Monday, June 11, 2007


The Office of Film and Literature Classification has banned Philip Nitschke & Fiona Stewart's Peaceful Pill Handbook on the grounds that it promotes criminal behaviour. This means that it is now an offence even to own it, carrying a penalty of a $2,000 fine - or five years imprisonment if you know it is objectionable. And its an offence to import it, carrying a $10,000 fine, or ten years imprisonment if done with knowledge. So it might be a mistake to try circumventing the ban by ordering it over Amazon. While I don't know whether our border security arrangements are really up to checking whether anyone is Reading The Wrong Books, it might not be worth taking the risk.

The censor's specific objections are in the full decision:

Parts of the book go beyond advocacy and advice and give instruction in how to get away with committing crime, thereby promoting or encouraging criminal acts in terms of s3(3)(d). Specifically, these parts of the book instruct in how to smuggle Nembutal into the country without detection, how to manufacture pentobarbital in contravention of the Misuse of Drugs Act 1975, how to manufacture and use cyanide in violation of the Agricultural Compounds and Veterinary Medicines Act 1997 and the Hazardous Substances and New Organisms Act 1996, and how to conceal one’s involvement with the commission of a suicide, exposing one to prosecution under ss113, 116 and 179 of the Crimes Act 1961. The delivery of most of this information by means of first-person testimonials, and the tone of advocacy throughout the publication, contribute to the promotion and encouragement of the criminal activities the book describes in such detail.

By all accounts, Nitschke & Stewart's advice on how to manufacture pentobarbital is a bit of a fizzer, and if anything would discourage people from pursuing that path.

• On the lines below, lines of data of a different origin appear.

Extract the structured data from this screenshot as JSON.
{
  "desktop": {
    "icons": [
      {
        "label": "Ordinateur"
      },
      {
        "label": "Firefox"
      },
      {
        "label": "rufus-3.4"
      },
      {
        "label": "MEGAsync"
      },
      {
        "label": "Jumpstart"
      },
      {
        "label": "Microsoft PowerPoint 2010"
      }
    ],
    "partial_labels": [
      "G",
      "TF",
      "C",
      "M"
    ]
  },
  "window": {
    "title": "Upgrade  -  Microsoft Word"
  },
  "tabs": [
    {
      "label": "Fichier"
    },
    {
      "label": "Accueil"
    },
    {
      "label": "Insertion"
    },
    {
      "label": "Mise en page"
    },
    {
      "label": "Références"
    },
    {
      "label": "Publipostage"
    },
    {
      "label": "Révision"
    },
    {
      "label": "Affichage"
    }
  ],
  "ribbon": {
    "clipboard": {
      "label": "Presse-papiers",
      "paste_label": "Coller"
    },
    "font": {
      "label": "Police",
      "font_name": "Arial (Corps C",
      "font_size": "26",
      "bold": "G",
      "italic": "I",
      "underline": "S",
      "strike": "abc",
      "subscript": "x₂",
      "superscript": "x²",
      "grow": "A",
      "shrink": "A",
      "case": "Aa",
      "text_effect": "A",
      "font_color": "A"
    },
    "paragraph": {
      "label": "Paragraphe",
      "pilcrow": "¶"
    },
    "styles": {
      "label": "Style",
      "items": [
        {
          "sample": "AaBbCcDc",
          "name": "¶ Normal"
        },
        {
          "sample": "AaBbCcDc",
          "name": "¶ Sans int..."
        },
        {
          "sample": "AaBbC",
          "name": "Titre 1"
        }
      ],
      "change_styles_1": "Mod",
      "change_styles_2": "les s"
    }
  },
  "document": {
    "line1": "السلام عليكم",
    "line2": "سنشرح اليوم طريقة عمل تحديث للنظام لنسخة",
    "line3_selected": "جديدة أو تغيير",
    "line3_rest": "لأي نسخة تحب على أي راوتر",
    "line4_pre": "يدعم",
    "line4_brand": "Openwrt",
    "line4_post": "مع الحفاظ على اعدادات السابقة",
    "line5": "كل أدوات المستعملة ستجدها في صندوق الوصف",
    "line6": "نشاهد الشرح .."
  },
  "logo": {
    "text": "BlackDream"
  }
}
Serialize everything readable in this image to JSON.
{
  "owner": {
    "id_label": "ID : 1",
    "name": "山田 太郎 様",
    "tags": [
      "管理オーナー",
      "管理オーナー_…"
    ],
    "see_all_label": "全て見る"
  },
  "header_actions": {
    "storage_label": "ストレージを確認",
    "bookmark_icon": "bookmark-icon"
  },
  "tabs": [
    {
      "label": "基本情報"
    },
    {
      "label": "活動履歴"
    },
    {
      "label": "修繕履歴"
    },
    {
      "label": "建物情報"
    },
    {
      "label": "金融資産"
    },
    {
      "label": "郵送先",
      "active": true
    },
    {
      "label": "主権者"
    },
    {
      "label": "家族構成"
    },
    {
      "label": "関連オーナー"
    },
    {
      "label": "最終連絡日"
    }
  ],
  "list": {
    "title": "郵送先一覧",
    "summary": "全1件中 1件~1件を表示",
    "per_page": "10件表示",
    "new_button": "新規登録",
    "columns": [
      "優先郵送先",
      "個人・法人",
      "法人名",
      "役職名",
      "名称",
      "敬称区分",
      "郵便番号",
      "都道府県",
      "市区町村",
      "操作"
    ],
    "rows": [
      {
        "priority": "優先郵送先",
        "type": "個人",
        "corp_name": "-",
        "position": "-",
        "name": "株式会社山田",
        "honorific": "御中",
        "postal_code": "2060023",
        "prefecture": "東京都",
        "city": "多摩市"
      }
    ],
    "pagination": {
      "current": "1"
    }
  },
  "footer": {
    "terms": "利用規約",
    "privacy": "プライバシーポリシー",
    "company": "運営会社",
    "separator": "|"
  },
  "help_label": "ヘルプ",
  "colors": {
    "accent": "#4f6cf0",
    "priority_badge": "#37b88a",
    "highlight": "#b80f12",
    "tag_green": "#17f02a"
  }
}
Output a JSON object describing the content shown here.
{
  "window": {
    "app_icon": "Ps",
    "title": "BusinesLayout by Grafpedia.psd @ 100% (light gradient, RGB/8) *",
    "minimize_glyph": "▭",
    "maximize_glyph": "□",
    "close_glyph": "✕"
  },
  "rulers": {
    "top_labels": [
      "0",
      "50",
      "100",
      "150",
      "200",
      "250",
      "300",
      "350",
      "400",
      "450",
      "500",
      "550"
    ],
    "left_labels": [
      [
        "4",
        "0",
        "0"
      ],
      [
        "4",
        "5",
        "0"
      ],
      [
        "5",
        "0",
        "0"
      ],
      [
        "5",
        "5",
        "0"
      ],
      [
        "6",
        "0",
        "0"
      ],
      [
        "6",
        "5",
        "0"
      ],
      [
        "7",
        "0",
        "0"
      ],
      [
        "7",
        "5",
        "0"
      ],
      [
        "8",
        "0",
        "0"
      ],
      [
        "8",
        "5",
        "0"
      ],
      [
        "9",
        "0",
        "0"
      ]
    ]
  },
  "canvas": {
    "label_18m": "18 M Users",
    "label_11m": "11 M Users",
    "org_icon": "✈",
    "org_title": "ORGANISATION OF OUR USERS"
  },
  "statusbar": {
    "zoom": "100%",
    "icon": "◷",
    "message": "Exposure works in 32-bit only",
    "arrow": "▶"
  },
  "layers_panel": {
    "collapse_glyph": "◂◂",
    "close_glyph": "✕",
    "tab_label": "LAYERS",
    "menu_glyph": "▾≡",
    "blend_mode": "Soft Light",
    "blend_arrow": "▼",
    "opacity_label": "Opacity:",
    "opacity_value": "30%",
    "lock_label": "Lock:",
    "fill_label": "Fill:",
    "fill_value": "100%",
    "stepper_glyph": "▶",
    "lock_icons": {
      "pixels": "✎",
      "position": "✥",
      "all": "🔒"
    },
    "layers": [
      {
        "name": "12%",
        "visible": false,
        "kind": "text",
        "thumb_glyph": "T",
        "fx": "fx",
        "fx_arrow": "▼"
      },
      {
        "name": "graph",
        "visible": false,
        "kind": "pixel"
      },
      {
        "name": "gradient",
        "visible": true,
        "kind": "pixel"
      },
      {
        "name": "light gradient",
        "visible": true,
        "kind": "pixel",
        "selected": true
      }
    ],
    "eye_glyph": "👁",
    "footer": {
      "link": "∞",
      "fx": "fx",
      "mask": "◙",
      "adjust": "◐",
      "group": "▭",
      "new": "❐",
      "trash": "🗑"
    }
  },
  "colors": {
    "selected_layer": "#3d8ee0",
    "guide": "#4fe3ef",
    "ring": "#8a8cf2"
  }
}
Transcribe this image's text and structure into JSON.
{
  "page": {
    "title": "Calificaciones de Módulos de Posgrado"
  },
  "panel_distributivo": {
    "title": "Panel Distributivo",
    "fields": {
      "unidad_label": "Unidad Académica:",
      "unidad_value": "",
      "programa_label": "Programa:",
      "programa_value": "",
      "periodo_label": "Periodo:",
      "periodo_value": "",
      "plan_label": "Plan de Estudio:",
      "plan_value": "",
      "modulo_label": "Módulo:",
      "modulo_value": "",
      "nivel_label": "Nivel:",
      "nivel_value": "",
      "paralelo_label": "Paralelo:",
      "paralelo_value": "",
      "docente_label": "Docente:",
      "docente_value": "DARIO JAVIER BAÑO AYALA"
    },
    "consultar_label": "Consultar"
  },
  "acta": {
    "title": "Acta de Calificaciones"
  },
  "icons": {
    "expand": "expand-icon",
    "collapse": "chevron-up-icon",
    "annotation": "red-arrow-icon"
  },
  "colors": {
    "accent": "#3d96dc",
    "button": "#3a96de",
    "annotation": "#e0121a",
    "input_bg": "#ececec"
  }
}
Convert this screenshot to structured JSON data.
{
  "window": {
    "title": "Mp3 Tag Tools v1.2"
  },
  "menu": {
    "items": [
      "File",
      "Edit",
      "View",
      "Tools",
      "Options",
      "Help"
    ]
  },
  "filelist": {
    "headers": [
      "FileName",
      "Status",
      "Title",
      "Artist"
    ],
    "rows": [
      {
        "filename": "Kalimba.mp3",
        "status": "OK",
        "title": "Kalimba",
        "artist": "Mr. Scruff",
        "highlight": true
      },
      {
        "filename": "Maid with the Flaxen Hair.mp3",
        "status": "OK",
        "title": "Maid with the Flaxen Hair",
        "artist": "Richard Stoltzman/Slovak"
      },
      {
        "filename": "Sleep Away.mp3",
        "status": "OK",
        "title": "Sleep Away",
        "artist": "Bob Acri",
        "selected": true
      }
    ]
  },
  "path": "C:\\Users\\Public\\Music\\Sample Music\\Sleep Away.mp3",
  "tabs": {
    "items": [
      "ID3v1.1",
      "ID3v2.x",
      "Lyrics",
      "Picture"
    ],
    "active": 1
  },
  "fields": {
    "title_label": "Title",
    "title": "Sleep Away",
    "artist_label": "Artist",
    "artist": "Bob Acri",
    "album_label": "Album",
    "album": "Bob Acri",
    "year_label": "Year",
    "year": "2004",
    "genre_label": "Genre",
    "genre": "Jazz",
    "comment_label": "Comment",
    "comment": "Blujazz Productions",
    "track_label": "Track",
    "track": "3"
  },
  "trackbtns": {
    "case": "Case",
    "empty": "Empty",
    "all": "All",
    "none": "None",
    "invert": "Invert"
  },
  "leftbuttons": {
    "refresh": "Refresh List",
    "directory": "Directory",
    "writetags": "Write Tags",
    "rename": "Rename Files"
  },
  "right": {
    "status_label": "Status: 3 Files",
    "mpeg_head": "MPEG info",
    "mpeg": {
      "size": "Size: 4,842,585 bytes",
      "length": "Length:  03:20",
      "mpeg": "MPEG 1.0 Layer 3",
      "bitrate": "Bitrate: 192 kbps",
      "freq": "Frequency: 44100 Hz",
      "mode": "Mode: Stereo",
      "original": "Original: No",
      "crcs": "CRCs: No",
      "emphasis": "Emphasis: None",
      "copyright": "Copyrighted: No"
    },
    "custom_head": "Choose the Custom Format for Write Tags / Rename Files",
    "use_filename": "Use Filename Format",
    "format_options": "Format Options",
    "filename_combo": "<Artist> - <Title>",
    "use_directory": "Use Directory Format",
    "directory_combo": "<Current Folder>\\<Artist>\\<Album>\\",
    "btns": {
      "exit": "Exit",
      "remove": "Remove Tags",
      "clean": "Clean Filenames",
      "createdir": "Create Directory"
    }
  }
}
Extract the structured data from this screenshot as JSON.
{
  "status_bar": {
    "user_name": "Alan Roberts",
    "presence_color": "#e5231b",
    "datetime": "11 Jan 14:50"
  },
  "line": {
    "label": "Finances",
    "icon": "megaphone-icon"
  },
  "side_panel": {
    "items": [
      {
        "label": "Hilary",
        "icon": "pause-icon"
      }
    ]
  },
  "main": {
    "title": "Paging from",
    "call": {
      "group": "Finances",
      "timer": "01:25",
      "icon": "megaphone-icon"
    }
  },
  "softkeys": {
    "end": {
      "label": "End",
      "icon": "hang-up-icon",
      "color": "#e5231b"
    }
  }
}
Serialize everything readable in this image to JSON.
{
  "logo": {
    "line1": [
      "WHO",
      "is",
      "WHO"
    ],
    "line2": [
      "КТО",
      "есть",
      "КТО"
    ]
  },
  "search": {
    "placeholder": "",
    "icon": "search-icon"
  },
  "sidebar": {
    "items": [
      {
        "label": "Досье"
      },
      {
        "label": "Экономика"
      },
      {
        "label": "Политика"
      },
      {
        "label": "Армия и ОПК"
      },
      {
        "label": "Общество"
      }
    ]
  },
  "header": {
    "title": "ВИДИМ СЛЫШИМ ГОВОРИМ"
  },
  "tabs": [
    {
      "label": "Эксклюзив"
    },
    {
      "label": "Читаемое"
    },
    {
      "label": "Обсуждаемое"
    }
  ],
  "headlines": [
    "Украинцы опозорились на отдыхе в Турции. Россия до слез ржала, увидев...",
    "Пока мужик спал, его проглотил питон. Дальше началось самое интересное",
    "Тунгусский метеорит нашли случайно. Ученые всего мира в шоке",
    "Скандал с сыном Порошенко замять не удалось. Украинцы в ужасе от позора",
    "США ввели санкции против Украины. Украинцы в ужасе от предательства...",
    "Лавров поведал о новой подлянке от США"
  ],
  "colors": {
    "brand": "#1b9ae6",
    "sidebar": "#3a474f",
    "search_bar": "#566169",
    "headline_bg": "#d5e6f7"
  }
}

As for the rest, I'm struck by the absurdity of the censor trying to ban knowledge which is either widely available, or not exactly rocket science. It's no secret how you get pharmaceuticals into the country without detection: you hide them in plain sight, as other pharmaceuticals, and rely on the inability or unwillingness of customs staff to inspect every single pill. It's also no secret how you manufacture cyanide: the principles are in any chemistry textbook, but I'm not sure why anyone would bother given that you can order it in 5 kilo jars over the net from chemical suppliers in New Zealand (just remember to download the safety sheet). As for concealing criminal involvement, I don't think people really need to be told that if you don't want the police to think someone helped a dead person to get the poison which killed them, you make it look like they got it themselves. None of this is a secret, and I doubt anyone reading it will be convinced to go on a drug-smuggling, barbituate-manufacturing, evidence-concealing bender resulting ultimately in their taking their own life using a home-built guillotine which uses heavy jars of cyanide as counterweights, unless they had already determined that course of action and were going to do it anyway - but that is what the OFLC is essentially arguing in banning Nitschke & Stewart's book. It's a very medieval idea, which treats knowledge as a pathogen which can infect people with undesirable behaviour, and people as automotons who mindlessly perform whatever actions are suggested to them. I prefer to think we have a little more agency than that.

Nitschke is apparently planning to rewrite his book to comply with New Zealand law. He shouldn't have to - but if he does, I hope he will stick a honking great URL in it, pointing to a website hosted in a suitable overseas jurisdiction, on which his original material is available. The internet is a great tool for circumventing the dictates of repressive government, but it is equally useful for circumventing stupid laws and giving the finger to authority. And in this case, that's exactly what I think people should do.


Much of the book is freely downloadable at Google Books. ;-)

Posted by Richard : 6/11/2007 06:42:00 PM

Of course, doing so exposes you to the same penalty as for importing. So, use an anonymising service or secure browser to do it.

Posted by Idiot/Savant : 6/11/2007 06:57:00 PM

This is another version of the sedition law. We simply shouldn't have a law on the books that allows purely textual publications to be banned.

Is "Mein Kampf" illegal in NZ? - after all it advocates the creation of a fascist state that lead to the deaths of millions. And you can't argue that the author wasn't being serious.

Posted by Rich : 6/11/2007 09:27:00 PM

Rich: pretty much. And it has the same response: "every idea is an incitement"...

Posted by Idiot/Savant : 6/11/2007 11:08:00 PM

Just remember that though OHS requires you to have either amyl nitrate or sodium thiosulphate available if you have cyanide, no one bothers with it and it would be suspicious :P

They're the antidotes, thiosulphates bugger all use as it needs to be injected intravenously, not practical when you're gasping, and amyl nitrate is inhaled, whether theres been CN exposure or not.

Posted by Bloodrage : 6/11/2007 11:19:00 PM